Larry Goerzen with Team Marketing Alliance in Moundridge said outside economies have had much to do with the price run-ups that started with wheat in early July and have continued for all of the state’s major crops including wheat, corn, soybeans and grain sorghum.
Following a short spat of activity in the commodities market at the start of January, markets remained relatively calm through the first half of the year Goerzen said.
But, news that Russia was suspending its wheat exports due to drought and fires pushed the wheat markets into a hurried climbed on fears of  grain shortages.
Goerzen said few predicted Russia’s announcement and consequently, many producers were left with little grain to sell following harvest. New concerns of bad crops in Australia- where rains have hurting milling qualities- and continued dry weather is much of the central plains- have kept wheat prices high Goerzen said.
Soybeans followed the spike in wheat prices as Chinese demand continued to ensure buyers for America’s crop.
On-going drought in Argentina, one of the world’s largest soybean producers, added to analysts fears of a shrinking world crop and helped keep prices climbing.
The rise in wheat prices through the fall months lead to more wheat acres being planted for summer 2011 harvest. The price increase came as insurance rates were settled, which allowed producers to lock in at least a small profit.
Goerzen said rally on prices for all commodities have been aided by other factors including a weakening dollar- which historically boosts imports and fear of poorer-than expected crops in other countries.
But 2011 isn’t expected to cure the market’s volatile tendencies. Devin Schierling, grain marketing manager for Team Marketing Alliance, said he expects to see a continued increase in market volatility, due in large part to severe weather, worldwide, and a growing international demand for grain.

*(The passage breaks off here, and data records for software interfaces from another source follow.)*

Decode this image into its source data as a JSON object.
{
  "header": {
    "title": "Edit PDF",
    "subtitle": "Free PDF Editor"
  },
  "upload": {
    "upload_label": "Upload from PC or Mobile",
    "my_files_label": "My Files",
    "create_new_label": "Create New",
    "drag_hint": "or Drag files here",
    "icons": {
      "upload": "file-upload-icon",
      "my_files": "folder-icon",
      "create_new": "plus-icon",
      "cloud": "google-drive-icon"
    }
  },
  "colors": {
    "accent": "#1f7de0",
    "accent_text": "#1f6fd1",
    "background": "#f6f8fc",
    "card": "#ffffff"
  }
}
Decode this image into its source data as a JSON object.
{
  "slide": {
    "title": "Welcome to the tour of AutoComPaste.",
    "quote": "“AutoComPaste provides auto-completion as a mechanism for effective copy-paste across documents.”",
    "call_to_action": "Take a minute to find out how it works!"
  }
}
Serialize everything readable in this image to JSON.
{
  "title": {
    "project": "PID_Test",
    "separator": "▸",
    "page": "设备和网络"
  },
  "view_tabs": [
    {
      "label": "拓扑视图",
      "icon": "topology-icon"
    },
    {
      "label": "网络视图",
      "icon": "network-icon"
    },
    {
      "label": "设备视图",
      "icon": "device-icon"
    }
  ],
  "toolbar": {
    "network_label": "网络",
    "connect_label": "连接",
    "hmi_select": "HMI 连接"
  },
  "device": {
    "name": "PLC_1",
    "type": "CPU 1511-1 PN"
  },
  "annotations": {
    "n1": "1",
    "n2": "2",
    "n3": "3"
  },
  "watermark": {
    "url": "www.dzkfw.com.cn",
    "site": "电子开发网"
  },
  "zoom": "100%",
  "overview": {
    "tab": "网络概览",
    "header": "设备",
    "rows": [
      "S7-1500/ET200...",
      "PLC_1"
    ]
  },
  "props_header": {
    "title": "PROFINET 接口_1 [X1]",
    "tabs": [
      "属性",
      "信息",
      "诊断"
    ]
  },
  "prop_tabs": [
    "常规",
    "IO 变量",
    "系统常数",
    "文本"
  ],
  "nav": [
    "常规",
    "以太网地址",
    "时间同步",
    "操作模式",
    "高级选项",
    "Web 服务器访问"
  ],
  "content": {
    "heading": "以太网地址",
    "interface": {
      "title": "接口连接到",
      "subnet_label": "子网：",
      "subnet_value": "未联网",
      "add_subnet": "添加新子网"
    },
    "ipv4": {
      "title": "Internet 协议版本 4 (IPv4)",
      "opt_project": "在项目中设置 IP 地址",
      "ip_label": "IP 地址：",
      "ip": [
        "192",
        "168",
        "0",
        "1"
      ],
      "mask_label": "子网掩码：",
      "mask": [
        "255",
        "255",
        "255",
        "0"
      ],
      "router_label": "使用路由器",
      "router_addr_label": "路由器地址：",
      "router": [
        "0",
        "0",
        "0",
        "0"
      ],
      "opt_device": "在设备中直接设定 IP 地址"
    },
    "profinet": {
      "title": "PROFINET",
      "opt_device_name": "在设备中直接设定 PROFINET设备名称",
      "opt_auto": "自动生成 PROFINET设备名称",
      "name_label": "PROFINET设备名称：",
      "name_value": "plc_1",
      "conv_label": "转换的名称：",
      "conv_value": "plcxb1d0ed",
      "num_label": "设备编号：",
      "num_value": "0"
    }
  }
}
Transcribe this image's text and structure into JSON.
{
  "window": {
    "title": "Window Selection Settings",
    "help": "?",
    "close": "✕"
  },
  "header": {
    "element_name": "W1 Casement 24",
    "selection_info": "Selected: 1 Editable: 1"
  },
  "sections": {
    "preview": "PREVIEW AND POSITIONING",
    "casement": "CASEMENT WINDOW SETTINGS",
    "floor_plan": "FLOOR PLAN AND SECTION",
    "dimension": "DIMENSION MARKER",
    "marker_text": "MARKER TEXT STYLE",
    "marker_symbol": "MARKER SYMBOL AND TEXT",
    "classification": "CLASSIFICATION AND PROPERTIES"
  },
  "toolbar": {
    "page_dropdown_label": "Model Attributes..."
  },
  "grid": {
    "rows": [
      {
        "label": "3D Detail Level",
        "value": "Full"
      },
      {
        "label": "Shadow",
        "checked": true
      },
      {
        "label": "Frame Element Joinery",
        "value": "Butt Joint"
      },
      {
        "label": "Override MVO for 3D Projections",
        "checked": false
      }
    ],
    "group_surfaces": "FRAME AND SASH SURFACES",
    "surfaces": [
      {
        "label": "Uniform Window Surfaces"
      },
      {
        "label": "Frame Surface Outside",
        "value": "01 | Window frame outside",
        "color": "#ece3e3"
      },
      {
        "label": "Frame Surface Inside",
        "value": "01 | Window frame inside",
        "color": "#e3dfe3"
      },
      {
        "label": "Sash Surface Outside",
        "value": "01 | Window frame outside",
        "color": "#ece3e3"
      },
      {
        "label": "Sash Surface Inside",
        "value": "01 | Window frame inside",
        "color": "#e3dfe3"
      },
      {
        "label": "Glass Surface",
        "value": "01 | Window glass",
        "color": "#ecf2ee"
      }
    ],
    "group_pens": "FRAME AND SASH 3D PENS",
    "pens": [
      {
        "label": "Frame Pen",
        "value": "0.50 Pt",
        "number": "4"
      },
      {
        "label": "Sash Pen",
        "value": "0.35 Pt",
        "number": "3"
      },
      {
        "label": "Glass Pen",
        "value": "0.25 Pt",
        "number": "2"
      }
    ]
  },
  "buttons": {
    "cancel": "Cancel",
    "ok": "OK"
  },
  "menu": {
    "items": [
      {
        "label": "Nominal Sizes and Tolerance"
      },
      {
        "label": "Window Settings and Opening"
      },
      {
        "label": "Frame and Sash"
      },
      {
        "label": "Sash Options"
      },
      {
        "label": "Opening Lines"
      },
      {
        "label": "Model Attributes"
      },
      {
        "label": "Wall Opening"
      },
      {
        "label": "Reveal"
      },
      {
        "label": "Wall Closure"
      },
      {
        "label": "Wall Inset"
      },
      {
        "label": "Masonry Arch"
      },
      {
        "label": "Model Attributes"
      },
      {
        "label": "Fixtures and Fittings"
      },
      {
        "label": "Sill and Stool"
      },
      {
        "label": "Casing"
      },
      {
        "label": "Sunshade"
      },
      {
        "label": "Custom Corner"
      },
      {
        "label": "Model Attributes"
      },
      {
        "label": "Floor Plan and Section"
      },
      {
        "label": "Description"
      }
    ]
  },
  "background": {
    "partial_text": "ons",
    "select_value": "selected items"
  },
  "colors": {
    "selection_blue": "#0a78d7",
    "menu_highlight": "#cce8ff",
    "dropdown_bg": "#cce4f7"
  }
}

Today’s technology allows news to travel faster than ever Schierling said, which means producers, and markets, react quicker and more volatile than ever. More producers have taken advantage of the climbing futures prices and improving market conditions by forward contracting grain, fertilizer and fuel. But as prices continue to climb, more producers have become more indecisive about securing grain contracts, fearing they will miss another big gain in the market.